Except the sea facing western side, the city has grown in all the other three directions. With the presence of large, old establishments and industries like the the Southern Navy Command, Cochin Shipyard, Cochin Refineries and FACT and recent introductions like the International Transhipment Terminal, Special Economic Zone and Info Parks, the city has been attracting employment seekers, from other states of India and other countries. This has resulted in the migration and settlement of thousands of families in the city. Apart from this being a prominent tourist destination, it constantly attracts a large number of domestic and international tourists.
Of late, the city has been experiencing severe problems related to the availability of affordable land, drinking water, traffic congestion and solid waste disposal.
Why did these problems rise?
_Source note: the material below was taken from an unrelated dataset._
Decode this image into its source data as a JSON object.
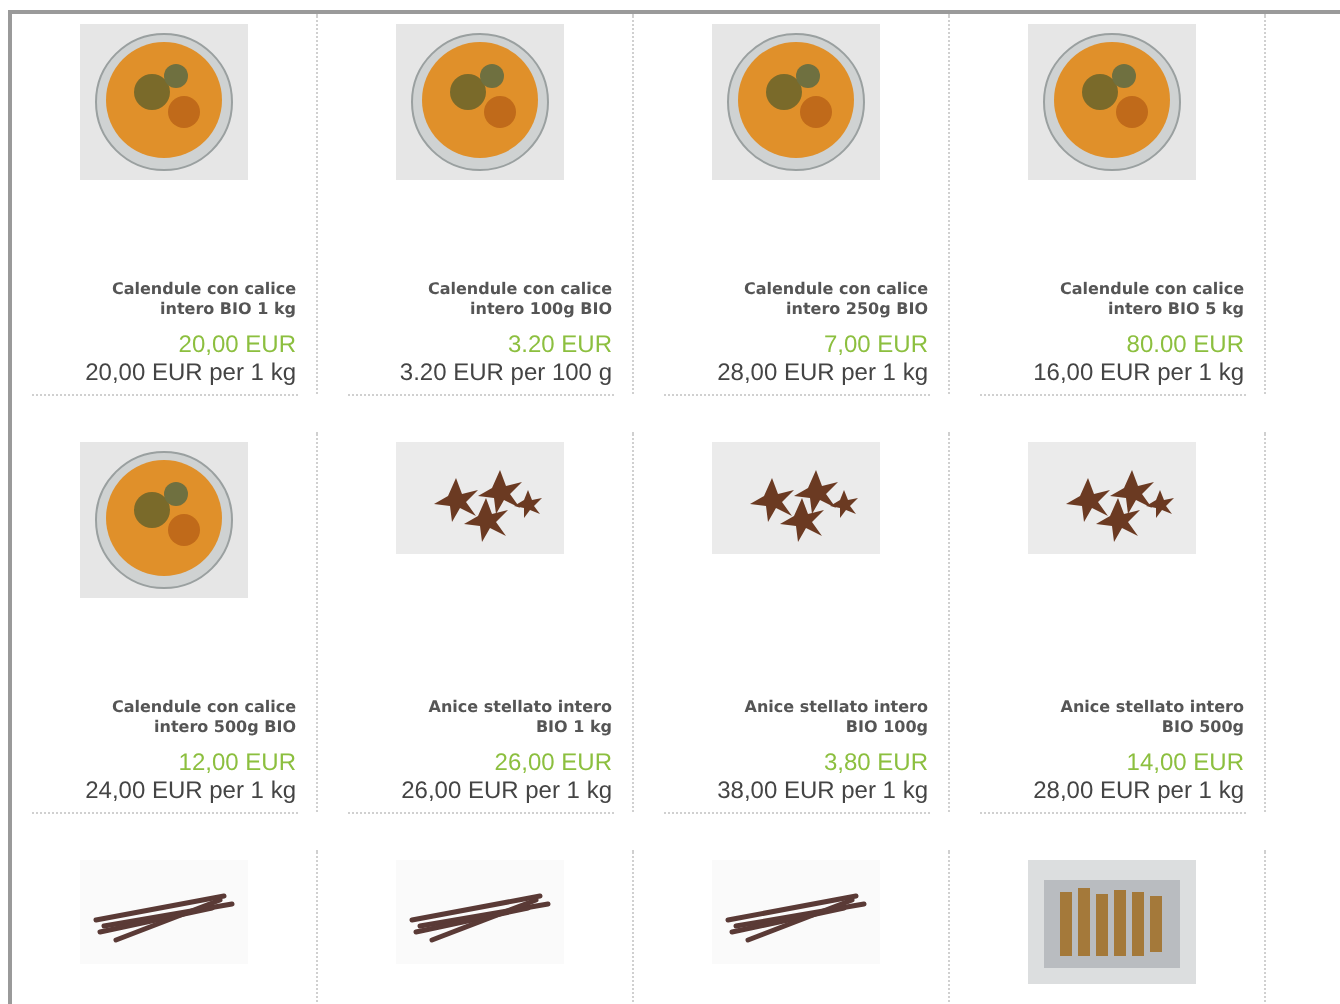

Before trying to answer this question, we need to analyze and understand the basic characteristics of a city. A city, like in the case of a human body, is born, must grow to its limit, cease to grow and eventually perish. The unlimited growth of a city destroys its order beyond repair. In a human body, unlimited growth is considered cancerous. The city is no exception to this rule of common sense. A city can function to the peak of its efficiency only for a limited period of time, after which, it should be allowed to die its natural death. Adding newer parts to an old city, is akin to transplanting new organs into the body of an old living organism, to prolong its life endlessly. This process distorts its fundamental body mechanism.
The second important point is that, any city must be designed for a reasonably forecast number of people. As and when this limit is attained, newer cities should be designed and built. This process should be continuous. This is quite similar to the process of reproduction of a living entity.
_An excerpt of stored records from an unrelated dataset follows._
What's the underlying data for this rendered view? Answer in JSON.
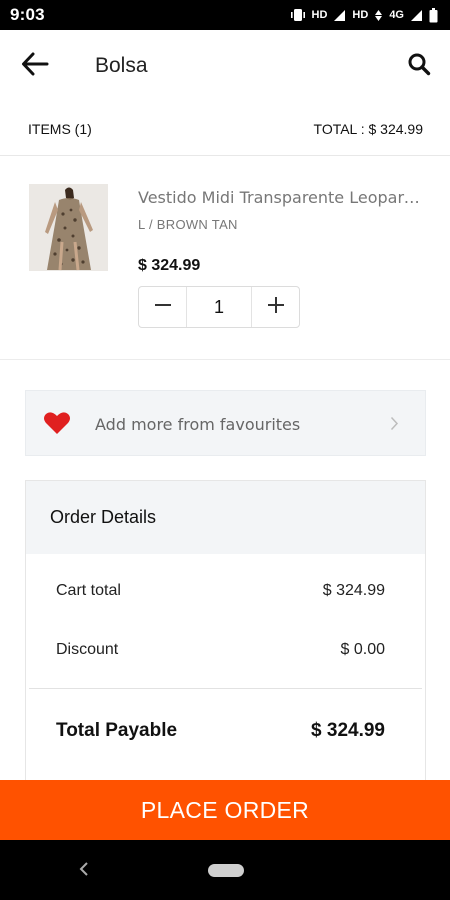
{
  "status_bar": {
    "time": "9:03",
    "hd1": "HD",
    "hd2": "HD",
    "network": "4G",
    "icons": [
      "vibrate-icon",
      "signal-icon",
      "wifi-signal-icon",
      "battery-icon"
    ]
  },
  "app_bar": {
    "title": "Bolsa",
    "back_icon": "arrow-left-icon",
    "search_icon": "search-icon"
  },
  "summary": {
    "items": "ITEMS (1)",
    "total": "TOTAL : $ 324.99"
  },
  "cart_item": {
    "name": "Vestido Midi Transparente Leopardo Midi",
    "variant": "L / BROWN TAN",
    "price": "$ 324.99",
    "quantity": "1"
  },
  "favourites": {
    "label": "Add more from favourites",
    "heart_color": "#e02020"
  },
  "order_details": {
    "heading": "Order Details",
    "cart_total_label": "Cart total",
    "cart_total_value": "$ 324.99",
    "discount_label": "Discount",
    "discount_value": "$ 0.00",
    "total_payable_label": "Total Payable",
    "total_payable_value": "$ 324.99"
  },
  "place_order": {
    "label": "PLACE ORDER",
    "color": "#ff5200"
  }
}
All major cities in India, such as Mumbai, Delhi and Kochi, are resorting to desperate measures to reduce traffic congestion. Metro rail services, to ferry people from the suburb to the city and back, are implemented. A number of flyovers are being built. Streets are being widened, sacrificing big trees adjoining the walkway. The landscaped walkways and medians are getting thinner. These are measures that are supposed to solve the problems. However, what we are forgetting is that these problems need not arise in the first place, at all, which is why there is a need to set up short-term and long-term solutions.
— Anil Bhaskaran, Urban
Planner, architect and MD, IDEA Centre Architects, Bangalore